Problem description | Set down each entry from the block beneath, exactly as written.

---*---

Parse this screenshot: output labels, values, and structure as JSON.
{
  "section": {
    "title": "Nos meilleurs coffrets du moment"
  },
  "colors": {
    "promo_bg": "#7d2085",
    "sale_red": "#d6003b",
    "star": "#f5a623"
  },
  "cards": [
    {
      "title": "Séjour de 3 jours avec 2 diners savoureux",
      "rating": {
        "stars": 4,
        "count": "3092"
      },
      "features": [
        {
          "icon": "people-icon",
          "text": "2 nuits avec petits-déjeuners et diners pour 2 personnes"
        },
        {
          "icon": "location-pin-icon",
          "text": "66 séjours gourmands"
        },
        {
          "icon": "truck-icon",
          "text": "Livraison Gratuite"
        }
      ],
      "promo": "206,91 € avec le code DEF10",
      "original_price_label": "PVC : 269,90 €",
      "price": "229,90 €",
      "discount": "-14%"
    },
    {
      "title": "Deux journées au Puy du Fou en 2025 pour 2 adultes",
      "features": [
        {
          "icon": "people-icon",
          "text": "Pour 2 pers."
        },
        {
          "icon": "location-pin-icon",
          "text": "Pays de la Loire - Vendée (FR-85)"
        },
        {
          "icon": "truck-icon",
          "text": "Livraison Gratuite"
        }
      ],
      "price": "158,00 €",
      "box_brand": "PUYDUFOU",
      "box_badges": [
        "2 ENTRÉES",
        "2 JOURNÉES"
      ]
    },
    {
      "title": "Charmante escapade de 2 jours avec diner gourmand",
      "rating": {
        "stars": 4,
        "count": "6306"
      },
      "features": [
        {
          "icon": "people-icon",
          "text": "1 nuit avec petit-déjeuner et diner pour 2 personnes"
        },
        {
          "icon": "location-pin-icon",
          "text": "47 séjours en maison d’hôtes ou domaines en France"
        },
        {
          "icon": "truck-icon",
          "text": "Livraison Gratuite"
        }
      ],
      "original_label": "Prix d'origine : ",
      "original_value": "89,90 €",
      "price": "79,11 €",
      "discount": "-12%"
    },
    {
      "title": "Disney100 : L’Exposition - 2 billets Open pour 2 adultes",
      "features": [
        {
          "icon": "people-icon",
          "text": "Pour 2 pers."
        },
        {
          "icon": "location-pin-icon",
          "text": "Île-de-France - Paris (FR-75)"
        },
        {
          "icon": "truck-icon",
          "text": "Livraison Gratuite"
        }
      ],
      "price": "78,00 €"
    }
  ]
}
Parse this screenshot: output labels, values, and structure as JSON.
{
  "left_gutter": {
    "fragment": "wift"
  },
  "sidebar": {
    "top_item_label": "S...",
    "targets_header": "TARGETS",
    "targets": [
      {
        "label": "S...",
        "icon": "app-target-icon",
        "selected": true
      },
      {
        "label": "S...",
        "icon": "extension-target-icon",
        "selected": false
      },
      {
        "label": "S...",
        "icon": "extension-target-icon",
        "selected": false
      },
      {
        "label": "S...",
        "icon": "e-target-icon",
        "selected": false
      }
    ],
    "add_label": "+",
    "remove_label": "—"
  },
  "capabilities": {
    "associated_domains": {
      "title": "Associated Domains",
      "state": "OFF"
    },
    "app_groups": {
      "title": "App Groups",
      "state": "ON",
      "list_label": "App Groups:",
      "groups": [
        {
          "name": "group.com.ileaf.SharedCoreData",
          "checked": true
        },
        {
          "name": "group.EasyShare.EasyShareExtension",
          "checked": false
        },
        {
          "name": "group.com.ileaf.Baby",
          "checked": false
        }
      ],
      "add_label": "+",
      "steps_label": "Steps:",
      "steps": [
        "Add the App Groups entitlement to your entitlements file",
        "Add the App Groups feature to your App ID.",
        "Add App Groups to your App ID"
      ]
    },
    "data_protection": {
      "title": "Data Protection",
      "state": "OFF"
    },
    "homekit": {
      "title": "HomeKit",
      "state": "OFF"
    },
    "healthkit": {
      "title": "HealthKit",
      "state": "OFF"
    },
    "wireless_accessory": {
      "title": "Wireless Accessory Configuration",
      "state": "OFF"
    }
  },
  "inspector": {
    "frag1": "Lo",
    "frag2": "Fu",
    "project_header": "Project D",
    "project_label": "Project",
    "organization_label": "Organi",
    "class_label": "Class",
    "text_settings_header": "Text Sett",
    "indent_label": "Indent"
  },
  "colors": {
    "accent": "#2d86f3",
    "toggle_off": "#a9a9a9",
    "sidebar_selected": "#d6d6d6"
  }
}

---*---

Problem solution |
Parse this screenshot: output labels, values, and structure as JSON.
{
  "section": {
    "title": "Nos meilleurs coffrets du moment"
  },
  "colors": {
    "promo_bg": "#7d2085",
    "sale_red": "#d6003b",
    "star": "#f5a623"
  },
  "cards": [
    {
      "title": "Séjour de 3 jours avec 2 diners savoureux",
      "rating": {
        "stars": 4,
        "count": "3092"
      },
      "features": [
        {
          "icon": "people-icon",
          "text": "2 nuits avec petits-déjeuners et diners pour 2 personnes"
        },
        {
          "icon": "location-pin-icon",
          "text": "66 séjours gourmands"
        },
        {
          "icon": "truck-icon",
          "text": "Livraison Gratuite"
        }
      ],
      "promo": "206,91 € avec le code DEF10",
      "original_price_label": "PVC : 269,90 €",
      "price": "229,90 €",
      "discount": "-14%"
    },
    {
      "title": "Deux journées au Puy du Fou en 2025 pour 2 adultes",
      "features": [
        {
          "icon": "people-icon",
          "text": "Pour 2 pers."
        },
        {
          "icon": "location-pin-icon",
          "text": "Pays de la Loire - Vendée (FR-85)"
        },
        {
          "icon": "truck-icon",
          "text": "Livraison Gratuite"
        }
      ],
      "price": "158,00 €",
      "box_brand": "PUYDUFOU",
      "box_badges": [
        "2 ENTRÉES",
        "2 JOURNÉES"
      ]
    },
    {
      "title": "Charmante escapade de 2 jours avec diner gourmand",
      "rating": {
        "stars": 4,
        "count": "6306"
      },
      "features": [
        {
          "icon": "people-icon",
          "text": "1 nuit avec petit-déjeuner et diner pour 2 personnes"
        },
        {
          "icon": "location-pin-icon",
          "text": "47 séjours en maison d’hôtes ou domaines en France"
        },
        {
          "icon": "truck-icon",
          "text": "Livraison Gratuite"
        }
      ],
      "original_label": "Prix d'origine : ",
      "original_value": "89,90 €",
      "price": "79,11 €",
      "discount": "-12%"
    },
    {
      "title": "Disney100 : L’Exposition - 2 billets Open pour 2 adultes",
      "features": [
        {
          "icon": "people-icon",
          "text": "Pour 2 pers."
        },
        {
          "icon": "location-pin-icon",
          "text": "Île-de-France - Paris (FR-75)"
        },
        {
          "icon": "truck-icon",
          "text": "Livraison Gratuite"
        }
      ],
      "price": "78,00 €"
    }
  ]
}
Parse this screenshot: output labels, values, and structure as JSON.
{
  "left_gutter": {
    "fragment": "wift"
  },
  "sidebar": {
    "top_item_label": "S...",
    "targets_header": "TARGETS",
    "targets": [
      {
        "label": "S...",
        "icon": "app-target-icon",
        "selected": true
      },
      {
        "label": "S...",
        "icon": "extension-target-icon",
        "selected": false
      },
      {
        "label": "S...",
        "icon": "extension-target-icon",
        "selected": false
      },
      {
        "label": "S...",
        "icon": "e-target-icon",
        "selected": false
      }
    ],
    "add_label": "+",
    "remove_label": "—"
  },
  "capabilities": {
    "associated_domains": {
      "title": "Associated Domains",
      "state": "OFF"
    },
    "app_groups": {
      "title": "App Groups",
      "state": "ON",
      "list_label": "App Groups:",
      "groups": [
        {
          "name": "group.com.ileaf.SharedCoreData",
          "checked": true
        },
        {
          "name": "group.EasyShare.EasyShareExtension",
          "checked": false
        },
        {
          "name": "group.com.ileaf.Baby",
          "checked": false
        }
      ],
      "add_label": "+",
      "steps_label": "Steps:",
      "steps": [
        "Add the App Groups entitlement to your entitlements file",
        "Add the App Groups feature to your App ID.",
        "Add App Groups to your App ID"
      ]
    },
    "data_protection": {
      "title": "Data Protection",
      "state": "OFF"
    },
    "homekit": {
      "title": "HomeKit",
      "state": "OFF"
    },
    "healthkit": {
      "title": "HealthKit",
      "state": "OFF"
    },
    "wireless_accessory": {
      "title": "Wireless Accessory Configuration",
      "state": "OFF"
    }
  },
  "inspector": {
    "frag1": "Lo",
    "frag2": "Fu",
    "project_header": "Project D",
    "project_label": "Project",
    "organization_label": "Organi",
    "class_label": "Class",
    "text_settings_header": "Text Sett",
    "indent_label": "Indent"
  },
  "colors": {
    "accent": "#2d86f3",
    "toggle_off": "#a9a9a9",
    "sidebar_selected": "#d6d6d6"
  }
}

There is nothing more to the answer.